Exercise data section start

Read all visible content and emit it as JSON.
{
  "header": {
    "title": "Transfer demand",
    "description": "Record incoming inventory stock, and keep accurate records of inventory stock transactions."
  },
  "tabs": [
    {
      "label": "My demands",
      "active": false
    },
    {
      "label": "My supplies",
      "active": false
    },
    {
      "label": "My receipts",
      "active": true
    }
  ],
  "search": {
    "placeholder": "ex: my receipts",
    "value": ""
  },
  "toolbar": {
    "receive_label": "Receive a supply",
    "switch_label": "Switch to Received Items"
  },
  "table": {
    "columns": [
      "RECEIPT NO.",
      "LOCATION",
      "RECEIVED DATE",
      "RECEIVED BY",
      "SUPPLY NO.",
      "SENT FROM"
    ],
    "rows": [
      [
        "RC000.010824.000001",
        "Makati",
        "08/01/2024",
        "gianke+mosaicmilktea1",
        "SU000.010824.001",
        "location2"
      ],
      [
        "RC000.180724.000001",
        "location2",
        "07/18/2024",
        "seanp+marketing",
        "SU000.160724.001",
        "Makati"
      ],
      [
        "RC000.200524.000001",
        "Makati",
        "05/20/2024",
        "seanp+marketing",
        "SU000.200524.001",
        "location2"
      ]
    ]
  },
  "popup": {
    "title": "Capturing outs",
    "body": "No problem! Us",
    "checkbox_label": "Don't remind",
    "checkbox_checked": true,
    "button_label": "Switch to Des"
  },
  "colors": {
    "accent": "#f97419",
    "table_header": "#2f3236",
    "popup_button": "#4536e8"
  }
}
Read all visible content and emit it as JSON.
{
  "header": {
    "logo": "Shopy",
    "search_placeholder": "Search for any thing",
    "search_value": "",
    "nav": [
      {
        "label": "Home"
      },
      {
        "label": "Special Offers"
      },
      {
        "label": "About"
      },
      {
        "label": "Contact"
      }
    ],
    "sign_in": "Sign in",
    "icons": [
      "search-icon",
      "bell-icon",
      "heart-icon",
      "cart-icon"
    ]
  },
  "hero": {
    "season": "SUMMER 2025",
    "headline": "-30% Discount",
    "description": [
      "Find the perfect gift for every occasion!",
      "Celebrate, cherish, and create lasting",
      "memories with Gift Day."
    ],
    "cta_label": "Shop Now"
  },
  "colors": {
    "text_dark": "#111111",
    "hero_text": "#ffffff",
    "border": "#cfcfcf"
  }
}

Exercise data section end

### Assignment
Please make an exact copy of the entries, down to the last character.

### Response to this exercise
Read all visible content and emit it as JSON.
{
  "header": {
    "title": "Transfer demand",
    "description": "Record incoming inventory stock, and keep accurate records of inventory stock transactions."
  },
  "tabs": [
    {
      "label": "My demands",
      "active": false
    },
    {
      "label": "My supplies",
      "active": false
    },
    {
      "label": "My receipts",
      "active": true
    }
  ],
  "search": {
    "placeholder": "ex: my receipts",
    "value": ""
  },
  "toolbar": {
    "receive_label": "Receive a supply",
    "switch_label": "Switch to Received Items"
  },
  "table": {
    "columns": [
      "RECEIPT NO.",
      "LOCATION",
      "RECEIVED DATE",
      "RECEIVED BY",
      "SUPPLY NO.",
      "SENT FROM"
    ],
    "rows": [
      [
        "RC000.010824.000001",
        "Makati",
        "08/01/2024",
        "gianke+mosaicmilktea1",
        "SU000.010824.001",
        "location2"
      ],
      [
        "RC000.180724.000001",
        "location2",
        "07/18/2024",
        "seanp+marketing",
        "SU000.160724.001",
        "Makati"
      ],
      [
        "RC000.200524.000001",
        "Makati",
        "05/20/2024",
        "seanp+marketing",
        "SU000.200524.001",
        "location2"
      ]
    ]
  },
  "popup": {
    "title": "Capturing outs",
    "body": "No problem! Us",
    "checkbox_label": "Don't remind",
    "checkbox_checked": true,
    "button_label": "Switch to Des"
  },
  "colors": {
    "accent": "#f97419",
    "table_header": "#2f3236",
    "popup_button": "#4536e8"
  }
}
Read all visible content and emit it as JSON.
{
  "header": {
    "logo": "Shopy",
    "search_placeholder": "Search for any thing",
    "search_value": "",
    "nav": [
      {
        "label": "Home"
      },
      {
        "label": "Special Offers"
      },
      {
        "label": "About"
      },
      {
        "label": "Contact"
      }
    ],
    "sign_in": "Sign in",
    "icons": [
      "search-icon",
      "bell-icon",
      "heart-icon",
      "cart-icon"
    ]
  },
  "hero": {
    "season": "SUMMER 2025",
    "headline": "-30% Discount",
    "description": [
      "Find the perfect gift for every occasion!",
      "Celebrate, cherish, and create lasting",
      "memories with Gift Day."
    ],
    "cta_label": "Shop Now"
  },
  "colors": {
    "text_dark": "#111111",
    "hero_text": "#ffffff",
    "border": "#cfcfcf"
  }
}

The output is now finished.